- Areas where there may be a planning condition, Article 4 Direction or other restriction that limits permitted development rights (Article 4 means the Permitted Development Rights have been removed).
If you fall into any of the above, then you would require Planning Permission for your garden room.
For full details, check out the great interactive guide at the planning portal
If you are in any doubt, the best option is to check with your local planning office. They’ll quickly be able to tell you whether there are any restrictions and advise you on the best course of action.
Do Building Regulations Apply To Garden Rooms?
If you want to install a small detached building such as a garden office or studio in your garden, building regulations will not normally apply, however, as you would expect, there are a few caveats.
If the floor area of the building is less than 15m2 and contains NO sleeping accommodation, it can be positioned as close to any boundary as you wish, without needing to meet Building Regulations.
If the floor area of the building is between 15m2 and 30m2, you will not normally be required to apply for building regulations approval providing:
- the building contains NO sleeping accommodation
- the building is positioned at least 1 metre from any boundary or it is constructed of substantially non-combustible materials
Any building which has a floor area that exceeds 30m2 must meet Building Regulations.
The rules around sleeping in a garden room are understandably very strict for health and safety purposes, as the usage automatically transfers from being incidental to the main property, to residential.
A SMART Garden Office
Here at SMART, we have spent many years developing garden rooms that meet Permitted Development Rights and that negates the need for Building Regulations.
We do not supply any buildings over 30m2 and many of our ranges are under 2.5m high, meaning that planning permission is not necessary for the vast majority of our garden rooms.
SMART Planning Services
However, there may be some builds where planning permission is required, either because of the size of the plot, the siting of the building in the garden, the height of the building, or the removal of the Permitted Development Rights.
And this is where our planning service comes in.
We have been assisting our customers with their planning applications for years, making the whole process as easy as possible; from obtaining all the relevant information, creating CAD drawings, writing Design, Access & Heritage statements, processing the application and managing it through to fruition.
The requirement for planning permission really shouldn’t be seen as a barrier, the SMART Team are here to make your garden room journey as easy as they possibly can.
Order Your Brochure Now
Now that you’re aware of the regulations that you need to consider, all that’s left to do is start creating your perfect space.
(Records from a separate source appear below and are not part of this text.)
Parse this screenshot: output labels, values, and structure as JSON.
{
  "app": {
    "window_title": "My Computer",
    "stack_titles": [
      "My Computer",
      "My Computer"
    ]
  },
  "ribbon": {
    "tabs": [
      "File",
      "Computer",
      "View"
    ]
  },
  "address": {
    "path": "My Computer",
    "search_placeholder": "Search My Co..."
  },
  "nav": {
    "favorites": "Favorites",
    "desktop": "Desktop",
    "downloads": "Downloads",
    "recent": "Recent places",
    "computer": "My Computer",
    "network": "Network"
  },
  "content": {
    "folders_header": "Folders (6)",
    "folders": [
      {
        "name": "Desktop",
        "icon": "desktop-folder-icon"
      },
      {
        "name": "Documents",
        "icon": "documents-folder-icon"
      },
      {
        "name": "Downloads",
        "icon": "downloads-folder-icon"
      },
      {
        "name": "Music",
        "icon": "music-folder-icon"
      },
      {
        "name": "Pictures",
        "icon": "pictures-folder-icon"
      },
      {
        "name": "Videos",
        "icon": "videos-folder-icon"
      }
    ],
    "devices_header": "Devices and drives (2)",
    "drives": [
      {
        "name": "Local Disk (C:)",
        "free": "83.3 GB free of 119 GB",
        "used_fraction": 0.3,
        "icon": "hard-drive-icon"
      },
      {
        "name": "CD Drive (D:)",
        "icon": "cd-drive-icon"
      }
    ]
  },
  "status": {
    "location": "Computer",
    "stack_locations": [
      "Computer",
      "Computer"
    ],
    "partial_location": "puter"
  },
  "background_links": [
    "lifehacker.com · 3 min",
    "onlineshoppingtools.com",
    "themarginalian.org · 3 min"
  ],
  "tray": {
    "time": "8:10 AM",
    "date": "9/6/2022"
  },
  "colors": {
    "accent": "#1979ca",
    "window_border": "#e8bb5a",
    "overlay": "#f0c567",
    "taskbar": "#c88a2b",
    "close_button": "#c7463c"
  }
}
With seven garden room ranges, each available in over 60 sizes, you’ll never be lost for choice.
The first step will be to download a copy of our brochure, which contains the key details on all seven garden room ranges and is packed full of photos from real-life installations. We also suggest making a visit to our Suffolk showroom, which is within easy reach of Norfolk, Essex and London.
You’ll also be pleased to know that we’ve made the design aspect truly hands-on. With our garden room configurator app, you can customise your garden room through groundbreaking Augmented Reality. Simply search for Smart Garden Room Visualiser on Google Play or Apple’s App Store and download to get started.